START SUPPLIED MATERIAL

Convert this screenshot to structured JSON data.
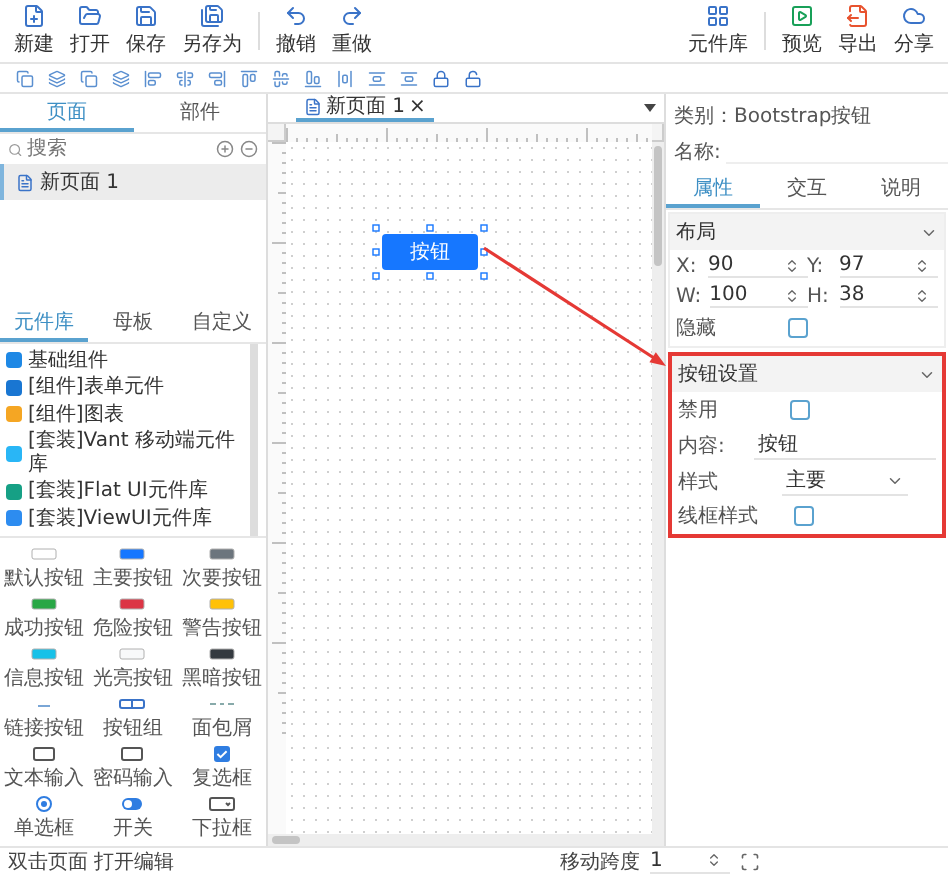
{
  "toolbar": {
    "left": [
      {
        "label": "新建",
        "kind": "new"
      },
      {
        "label": "打开",
        "kind": "open"
      },
      {
        "label": "保存",
        "kind": "save"
      },
      {
        "label": "另存为",
        "kind": "saveas"
      },
      {
        "label": "撤销",
        "kind": "undo"
      },
      {
        "label": "重做",
        "kind": "redo"
      }
    ],
    "right": [
      {
        "label": "元件库",
        "kind": "library"
      },
      {
        "label": "预览",
        "kind": "preview"
      },
      {
        "label": "导出",
        "kind": "export"
      },
      {
        "label": "分享",
        "kind": "share"
      }
    ]
  },
  "left_panel": {
    "tabs": [
      {
        "label": "页面",
        "selected": true
      },
      {
        "label": "部件",
        "selected": false
      }
    ],
    "search": {
      "placeholder": "搜索"
    },
    "pages": [
      {
        "label": "新页面 1",
        "selected": true
      }
    ],
    "library_tabs": [
      {
        "label": "元件库",
        "selected": true
      },
      {
        "label": "母板",
        "selected": false
      },
      {
        "label": "自定义",
        "selected": false
      }
    ],
    "libraries": [
      {
        "label": "基础组件",
        "color": "#1e88e5"
      },
      {
        "label": "[组件]表单元件",
        "color": "#1976d2"
      },
      {
        "label": "[组件]图表",
        "color": "#f5a623"
      },
      {
        "label": "[套装]Vant 移动端元件库",
        "color": "#29b6f6"
      },
      {
        "label": "[套装]Flat UI元件库",
        "color": "#16a085"
      },
      {
        "label": "[套装]ViewUI元件库",
        "color": "#2d8cf0"
      }
    ],
    "components": [
      {
        "label": "默认按钮",
        "kind": "button",
        "color": "#ffffff"
      },
      {
        "label": "主要按钮",
        "kind": "button",
        "color": "#1677ff"
      },
      {
        "label": "次要按钮",
        "kind": "button",
        "color": "#6c757d"
      },
      {
        "label": "成功按钮",
        "kind": "button",
        "color": "#28a745"
      },
      {
        "label": "危险按钮",
        "kind": "button",
        "color": "#dc3545"
      },
      {
        "label": "警告按钮",
        "kind": "button",
        "color": "#ffc107"
      },
      {
        "label": "信息按钮",
        "kind": "button",
        "color": "#17c1e8"
      },
      {
        "label": "光亮按钮",
        "kind": "button",
        "color": "#f8f9fa"
      },
      {
        "label": "黑暗按钮",
        "kind": "button",
        "color": "#343a40"
      },
      {
        "label": "链接按钮",
        "kind": "link"
      },
      {
        "label": "按钮组",
        "kind": "group"
      },
      {
        "label": "面包屑",
        "kind": "breadcrumb"
      },
      {
        "label": "文本输入",
        "kind": "input"
      },
      {
        "label": "密码输入",
        "kind": "input"
      },
      {
        "label": "复选框",
        "kind": "checkbox"
      },
      {
        "label": "单选框",
        "kind": "radio"
      },
      {
        "label": "开关",
        "kind": "switch"
      },
      {
        "label": "下拉框",
        "kind": "select"
      }
    ]
  },
  "canvas": {
    "tabs": [
      {
        "label": "新页面 1",
        "close": "×",
        "selected": true
      }
    ],
    "element": {
      "label": "按钮",
      "selected": true
    }
  },
  "inspector": {
    "category": "类别：Bootstrap按钮",
    "name_label": "名称:",
    "tabs": [
      {
        "label": "属性",
        "selected": true
      },
      {
        "label": "交互",
        "selected": false
      },
      {
        "label": "说明",
        "selected": false
      }
    ],
    "sections": [
      {
        "title": "布局",
        "expanded": true,
        "highlighted": false,
        "fields": [
          {
            "kind": "number",
            "label": "X:",
            "value": "90"
          },
          {
            "kind": "number",
            "label": "Y:",
            "value": "97"
          },
          {
            "kind": "number",
            "label": "W:",
            "value": "100"
          },
          {
            "kind": "number",
            "label": "H:",
            "value": "38"
          },
          {
            "kind": "checkbox",
            "label": "隐藏",
            "checked": false
          }
        ]
      },
      {
        "title": "按钮设置",
        "expanded": true,
        "highlighted": true,
        "fields": [
          {
            "kind": "checkbox",
            "label": "禁用",
            "checked": false
          },
          {
            "kind": "text",
            "label": "内容:",
            "value": "按钮"
          },
          {
            "kind": "select",
            "label": "样式",
            "value": "主要"
          },
          {
            "kind": "checkbox",
            "label": "线框样式",
            "checked": false
          }
        ]
      }
    ]
  },
  "status_bar": {
    "hint": "双击页面 打开编辑",
    "step_label": "移动跨度",
    "step_value": "1"
  }
}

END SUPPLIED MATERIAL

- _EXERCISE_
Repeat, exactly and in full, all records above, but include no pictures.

- _OUTPUT OF THE TASK_
Convert this screenshot to structured JSON data.
{
  "toolbar": {
    "left": [
      {
        "label": "新建",
        "kind": "new"
      },
      {
        "label": "打开",
        "kind": "open"
      },
      {
        "label": "保存",
        "kind": "save"
      },
      {
        "label": "另存为",
        "kind": "saveas"
      },
      {
        "label": "撤销",
        "kind": "undo"
      },
      {
        "label": "重做",
        "kind": "redo"
      }
    ],
    "right": [
      {
        "label": "元件库",
        "kind": "library"
      },
      {
        "label": "预览",
        "kind": "preview"
      },
      {
        "label": "导出",
        "kind": "export"
      },
      {
        "label": "分享",
        "kind": "share"
      }
    ]
  },
  "left_panel": {
    "tabs": [
      {
        "label": "页面",
        "selected": true
      },
      {
        "label": "部件",
        "selected": false
      }
    ],
    "search": {
      "placeholder": "搜索"
    },
    "pages": [
      {
        "label": "新页面 1",
        "selected": true
      }
    ],
    "library_tabs": [
      {
        "label": "元件库",
        "selected": true
      },
      {
        "label": "母板",
        "selected": false
      },
      {
        "label": "自定义",
        "selected": false
      }
    ],
    "libraries": [
      {
        "label": "基础组件",
        "color": "#1e88e5"
      },
      {
        "label": "[组件]表单元件",
        "color": "#1976d2"
      },
      {
        "label": "[组件]图表",
        "color": "#f5a623"
      },
      {
        "label": "[套装]Vant 移动端元件库",
        "color": "#29b6f6"
      },
      {
        "label": "[套装]Flat UI元件库",
        "color": "#16a085"
      },
      {
        "label": "[套装]ViewUI元件库",
        "color": "#2d8cf0"
      }
    ],
    "components": [
      {
        "label": "默认按钮",
        "kind": "button",
        "color": "#ffffff"
      },
      {
        "label": "主要按钮",
        "kind": "button",
        "color": "#1677ff"
      },
      {
        "label": "次要按钮",
        "kind": "button",
        "color": "#6c757d"
      },
      {
        "label": "成功按钮",
        "kind": "button",
        "color": "#28a745"
      },
      {
        "label": "危险按钮",
        "kind": "button",
        "color": "#dc3545"
      },
      {
        "label": "警告按钮",
        "kind": "button",
        "color": "#ffc107"
      },
      {
        "label": "信息按钮",
        "kind": "button",
        "color": "#17c1e8"
      },
      {
        "label": "光亮按钮",
        "kind": "button",
        "color": "#f8f9fa"
      },
      {
        "label": "黑暗按钮",
        "kind": "button",
        "color": "#343a40"
      },
      {
        "label": "链接按钮",
        "kind": "link"
      },
      {
        "label": "按钮组",
        "kind": "group"
      },
      {
        "label": "面包屑",
        "kind": "breadcrumb"
      },
      {
        "label": "文本输入",
        "kind": "input"
      },
      {
        "label": "密码输入",
        "kind": "input"
      },
      {
        "label": "复选框",
        "kind": "checkbox"
      },
      {
        "label": "单选框",
        "kind": "radio"
      },
      {
        "label": "开关",
        "kind": "switch"
      },
      {
        "label": "下拉框",
        "kind": "select"
      }
    ]
  },
  "canvas": {
    "tabs": [
      {
        "label": "新页面 1",
        "close": "×",
        "selected": true
      }
    ],
    "element": {
      "label": "按钮",
      "selected": true
    }
  },
  "inspector": {
    "category": "类别：Bootstrap按钮",
    "name_label": "名称:",
    "tabs": [
      {
        "label": "属性",
        "selected": true
      },
      {
        "label": "交互",
        "selected": false
      },
      {
        "label": "说明",
        "selected": false
      }
    ],
    "sections": [
      {
        "title": "布局",
        "expanded": true,
        "highlighted": false,
        "fields": [
          {
            "kind": "number",
            "label": "X:",
            "value": "90"
          },
          {
            "kind": "number",
            "label": "Y:",
            "value": "97"
          },
          {
            "kind": "number",
            "label": "W:",
            "value": "100"
          },
          {
            "kind": "number",
            "label": "H:",
            "value": "38"
          },
          {
            "kind": "checkbox",
            "label": "隐藏",
            "checked": false
          }
        ]
      },
      {
        "title": "按钮设置",
        "expanded": true,
        "highlighted": true,
        "fields": [
          {
            "kind": "checkbox",
            "label": "禁用",
            "checked": false
          },
          {
            "kind": "text",
            "label": "内容:",
            "value": "按钮"
          },
          {
            "kind": "select",
            "label": "样式",
            "value": "主要"
          },
          {
            "kind": "checkbox",
            "label": "线框样式",
            "checked": false
          }
        ]
      }
    ]
  },
  "status_bar": {
    "hint": "双击页面 打开编辑",
    "step_label": "移动跨度",
    "step_value": "1"
  }
}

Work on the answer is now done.